Data for analysis Block Start
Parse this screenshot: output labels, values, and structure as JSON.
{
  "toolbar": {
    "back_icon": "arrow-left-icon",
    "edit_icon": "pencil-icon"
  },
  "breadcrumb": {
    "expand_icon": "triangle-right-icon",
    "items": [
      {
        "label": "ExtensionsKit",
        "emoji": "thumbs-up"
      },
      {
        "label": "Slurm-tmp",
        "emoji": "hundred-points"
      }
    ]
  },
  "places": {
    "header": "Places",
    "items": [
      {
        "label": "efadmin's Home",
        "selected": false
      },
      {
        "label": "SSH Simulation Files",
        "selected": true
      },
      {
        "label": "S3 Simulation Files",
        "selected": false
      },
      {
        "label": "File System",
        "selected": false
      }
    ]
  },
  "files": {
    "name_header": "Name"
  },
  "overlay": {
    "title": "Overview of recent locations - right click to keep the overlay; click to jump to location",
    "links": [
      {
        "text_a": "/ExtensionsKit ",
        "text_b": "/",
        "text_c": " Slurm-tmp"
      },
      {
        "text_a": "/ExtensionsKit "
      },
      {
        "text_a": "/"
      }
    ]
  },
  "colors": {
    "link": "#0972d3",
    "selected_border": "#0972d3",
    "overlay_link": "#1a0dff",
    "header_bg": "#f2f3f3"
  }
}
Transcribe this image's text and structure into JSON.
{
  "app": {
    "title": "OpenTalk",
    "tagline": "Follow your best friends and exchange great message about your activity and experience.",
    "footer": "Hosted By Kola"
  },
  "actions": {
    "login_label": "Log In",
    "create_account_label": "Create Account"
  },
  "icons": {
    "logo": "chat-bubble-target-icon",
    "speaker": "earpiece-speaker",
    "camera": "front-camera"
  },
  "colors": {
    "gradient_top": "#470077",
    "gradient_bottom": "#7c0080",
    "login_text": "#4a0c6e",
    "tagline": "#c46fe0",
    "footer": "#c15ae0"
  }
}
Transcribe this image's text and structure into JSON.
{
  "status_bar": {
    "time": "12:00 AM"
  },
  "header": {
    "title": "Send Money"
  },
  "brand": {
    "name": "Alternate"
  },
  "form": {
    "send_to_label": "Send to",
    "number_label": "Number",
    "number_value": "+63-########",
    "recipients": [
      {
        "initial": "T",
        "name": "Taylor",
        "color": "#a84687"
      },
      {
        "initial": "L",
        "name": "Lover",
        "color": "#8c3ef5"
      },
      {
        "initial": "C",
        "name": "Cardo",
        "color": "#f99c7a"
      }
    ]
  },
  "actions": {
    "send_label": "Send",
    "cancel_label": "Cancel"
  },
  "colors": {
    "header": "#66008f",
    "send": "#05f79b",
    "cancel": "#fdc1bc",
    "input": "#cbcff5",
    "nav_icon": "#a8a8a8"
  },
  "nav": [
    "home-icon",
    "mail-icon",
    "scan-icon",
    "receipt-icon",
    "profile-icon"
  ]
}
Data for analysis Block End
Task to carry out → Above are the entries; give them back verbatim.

Exercise answer →
Parse this screenshot: output labels, values, and structure as JSON.
{
  "toolbar": {
    "back_icon": "arrow-left-icon",
    "edit_icon": "pencil-icon"
  },
  "breadcrumb": {
    "expand_icon": "triangle-right-icon",
    "items": [
      {
        "label": "ExtensionsKit",
        "emoji": "thumbs-up"
      },
      {
        "label": "Slurm-tmp",
        "emoji": "hundred-points"
      }
    ]
  },
  "places": {
    "header": "Places",
    "items": [
      {
        "label": "efadmin's Home",
        "selected": false
      },
      {
        "label": "SSH Simulation Files",
        "selected": true
      },
      {
        "label": "S3 Simulation Files",
        "selected": false
      },
      {
        "label": "File System",
        "selected": false
      }
    ]
  },
  "files": {
    "name_header": "Name"
  },
  "overlay": {
    "title": "Overview of recent locations - right click to keep the overlay; click to jump to location",
    "links": [
      {
        "text_a": "/ExtensionsKit ",
        "text_b": "/",
        "text_c": " Slurm-tmp"
      },
      {
        "text_a": "/ExtensionsKit "
      },
      {
        "text_a": "/"
      }
    ]
  },
  "colors": {
    "link": "#0972d3",
    "selected_border": "#0972d3",
    "overlay_link": "#1a0dff",
    "header_bg": "#f2f3f3"
  }
}
Transcribe this image's text and structure into JSON.
{
  "app": {
    "title": "OpenTalk",
    "tagline": "Follow your best friends and exchange great message about your activity and experience.",
    "footer": "Hosted By Kola"
  },
  "actions": {
    "login_label": "Log In",
    "create_account_label": "Create Account"
  },
  "icons": {
    "logo": "chat-bubble-target-icon",
    "speaker": "earpiece-speaker",
    "camera": "front-camera"
  },
  "colors": {
    "gradient_top": "#470077",
    "gradient_bottom": "#7c0080",
    "login_text": "#4a0c6e",
    "tagline": "#c46fe0",
    "footer": "#c15ae0"
  }
}
Transcribe this image's text and structure into JSON.
{
  "status_bar": {
    "time": "12:00 AM"
  },
  "header": {
    "title": "Send Money"
  },
  "brand": {
    "name": "Alternate"
  },
  "form": {
    "send_to_label": "Send to",
    "number_label": "Number",
    "number_value": "+63-########",
    "recipients": [
      {
        "initial": "T",
        "name": "Taylor",
        "color": "#a84687"
      },
      {
        "initial": "L",
        "name": "Lover",
        "color": "#8c3ef5"
      },
      {
        "initial": "C",
        "name": "Cardo",
        "color": "#f99c7a"
      }
    ]
  },
  "actions": {
    "send_label": "Send",
    "cancel_label": "Cancel"
  },
  "colors": {
    "header": "#66008f",
    "send": "#05f79b",
    "cancel": "#fdc1bc",
    "input": "#cbcff5",
    "nav_icon": "#a8a8a8"
  },
  "nav": [
    "home-icon",
    "mail-icon",
    "scan-icon",
    "receipt-icon",
    "profile-icon"
  ]
}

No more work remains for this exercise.